**Work to be completed:** Retype all of the listing exactly, with no pictures.

**Supplied entries:**

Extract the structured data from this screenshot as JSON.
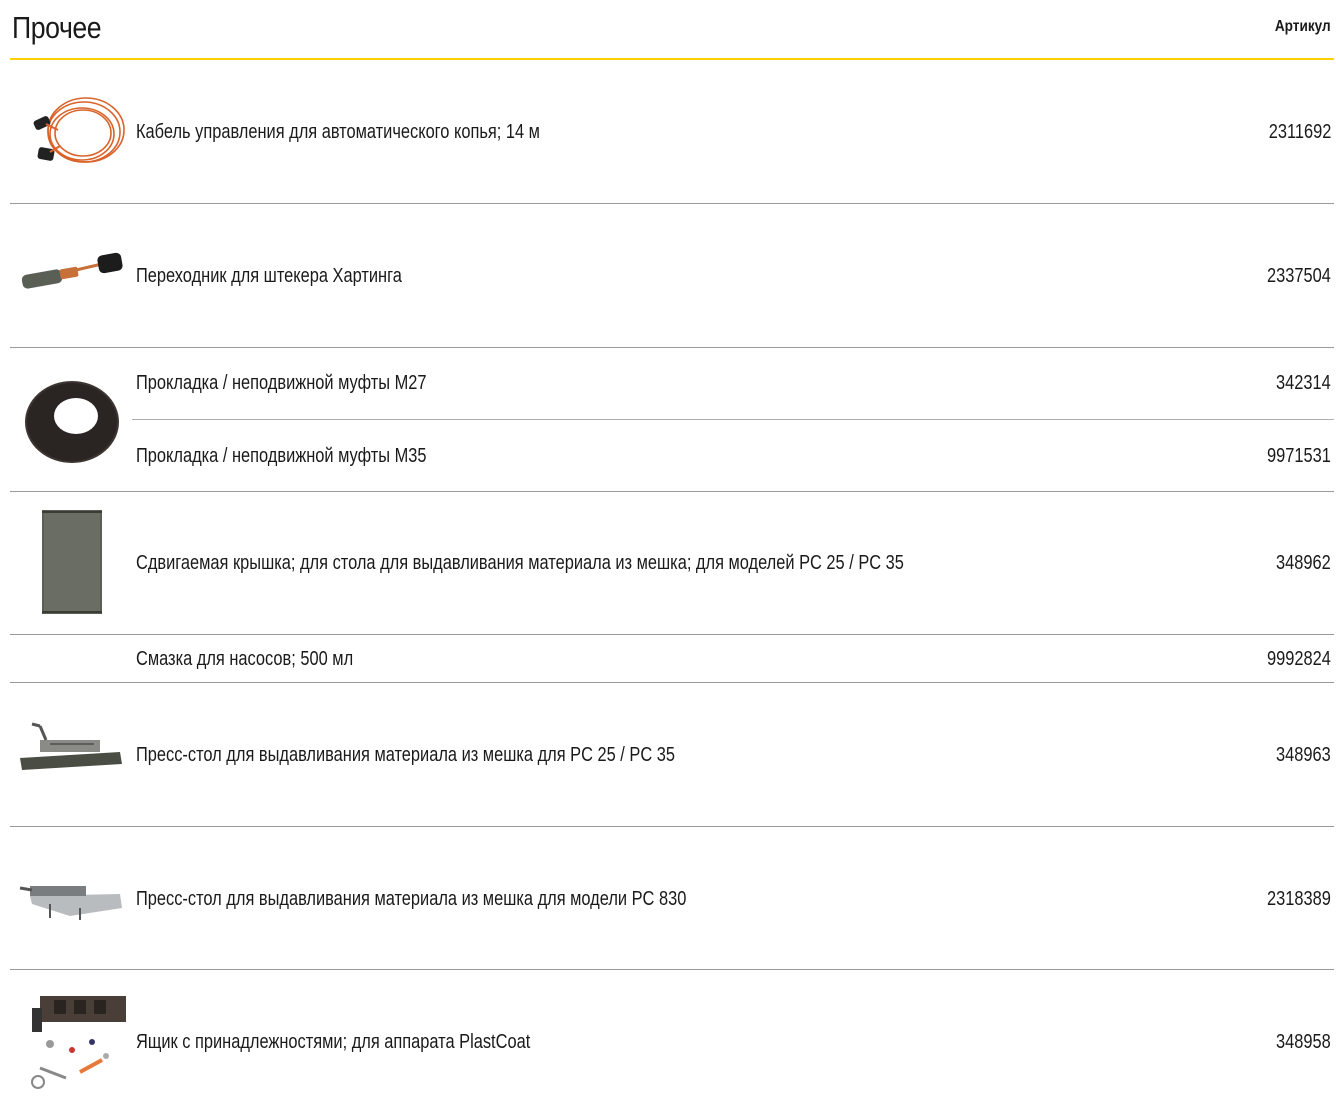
{
  "header": {
    "title": "Прочее",
    "column_label": "Артикул"
  },
  "rows": [
    {
      "description": "Кабель управления для автоматического копья; 14 м",
      "article": "2311692",
      "image": "control-cable-image"
    },
    {
      "description": "Переходник для штекера Хартинга",
      "article": "2337504",
      "image": "harting-adapter-image"
    },
    {
      "description": "Прокладка / неподвижной муфты M27",
      "article": "342314",
      "image": "gasket-image"
    },
    {
      "description": "Прокладка / неподвижной муфты M35",
      "article": "9971531"
    },
    {
      "description": "Сдвигаемая крышка; для стола для выдавливания материала из мешка; для моделей PC 25 / PC 35",
      "article": "348962",
      "image": "sliding-cover-image"
    },
    {
      "description": "Смазка для насосов; 500 мл",
      "article": "9992824"
    },
    {
      "description": "Пресс-стол для выдавливания материала из мешка для PC 25 / PC 35",
      "article": "348963",
      "image": "press-table-image"
    },
    {
      "description": "Пресс-стол для выдавливания материала из мешка для модели PC 830",
      "article": "2318389",
      "image": "press-table-pc830-image"
    },
    {
      "description": "Ящик с принадлежностями; для аппарата PlastCoat",
      "article": "348958",
      "image": "accessory-box-image"
    }
  ],
  "colors": {
    "accent_rule": "#ffd000",
    "divider": "#9a9a9a"
  }
}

**Response box:**
Extract the structured data from this screenshot as JSON.
{
  "header": {
    "title": "Прочее",
    "column_label": "Артикул"
  },
  "rows": [
    {
      "description": "Кабель управления для автоматического копья; 14 м",
      "article": "2311692",
      "image": "control-cable-image"
    },
    {
      "description": "Переходник для штекера Хартинга",
      "article": "2337504",
      "image": "harting-adapter-image"
    },
    {
      "description": "Прокладка / неподвижной муфты M27",
      "article": "342314",
      "image": "gasket-image"
    },
    {
      "description": "Прокладка / неподвижной муфты M35",
      "article": "9971531"
    },
    {
      "description": "Сдвигаемая крышка; для стола для выдавливания материала из мешка; для моделей PC 25 / PC 35",
      "article": "348962",
      "image": "sliding-cover-image"
    },
    {
      "description": "Смазка для насосов; 500 мл",
      "article": "9992824"
    },
    {
      "description": "Пресс-стол для выдавливания материала из мешка для PC 25 / PC 35",
      "article": "348963",
      "image": "press-table-image"
    },
    {
      "description": "Пресс-стол для выдавливания материала из мешка для модели PC 830",
      "article": "2318389",
      "image": "press-table-pc830-image"
    },
    {
      "description": "Ящик с принадлежностями; для аппарата PlastCoat",
      "article": "348958",
      "image": "accessory-box-image"
    }
  ],
  "colors": {
    "accent_rule": "#ffd000",
    "divider": "#9a9a9a"
  }
}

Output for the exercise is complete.